Edited Excerpts from an Interview
Do you think that AAP’s success in Delhi gave you a false sense of confidence, which led to the party opting to fight from 434 seats in the Lok Sabha election? Looking back, would it have been better to focus on fewer seats in select areas?
The very assumption that our electoral debut has been a failure needs to be questioned. If you look at India’s political history, electoral debuts have been exactly like this. If you look at the bjp in 1984, they got two seats. When the bsp first contested, they got three seats and about 2 percent of the vote share. We got four seats and 2 percent of the vote share. Successful electoral debuts are always like this. You do not get too many seats. You register your presence in the country, you acquire a decent vote share, you have local leadership, you have volunteers across the country and this is exactly what we have gained from this election. So, unlike others, I don’t feel it has been a disastrous debut. I feel it has been a successful debut.
The stunning verdict shows tentative hints of a breach in the handout State

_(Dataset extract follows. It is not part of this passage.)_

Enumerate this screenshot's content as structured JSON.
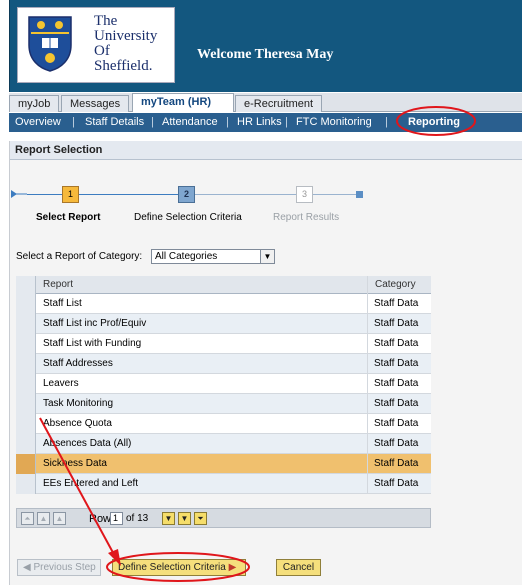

The charismatic Narendra Modi is the new prime minister. The bjp tally of 282 seats makes this the first majority government since 1984 (when the Congress under a very young Rajiv Gandhi, riding the sympathy wave after Indira Gandhi’s assassination, won 415 seats). The Congress lost 162 seats from the 2009 General Election, while the bjp gained 166. The bjp came close to winning almost double the seats just in Uttar Pradesh (71) of the total national tally of the Congress (44). Modi’s journey from the humble origins of a backwardcaste chaiwallah to the prime ministership of over a billion people is no less stirring than Barack Obama’s story, but with rather more substantial executive experience already behind him.
The voters repudiated the decadelong Congress record of governmental drift, policy paralysis, maha-scams, stalled economic prospects and worsening human development indicators. Modi won by convincing voters that India deserves and can do better — remember the hope and excitement of “Yes we can”? — with decisive political leadership and firm policy direction.
In Beijing, PM Modi is being welcomed as a ruler who shares Chinese values
Modi-Chini bhai bhai. This could well describe the almost breathless, even somewhat hysterical, embrace of prime minister-elect Narendra Modi by the Chinese leadership after his landslide win. In Beijing, where policy has to have a tidy ideological context, Modi is being welcomed as a tough administrator who shares Chinese values.
The Chinese position was articulated on 19 May by a policy expert in Global Times, a nationalistic newspaper owned by the communist party mouthpiece People’s Daily. The hardline Times usually reflects the thinking in policy circles. “As for western critics (of Modi’s record in handling the 2002 riots and his supposed authoritarian style of leadership), their attack on Modi is out of ideological concerns, because Modi’s governance style and philosophy are very close to Chinese practices,” the article says.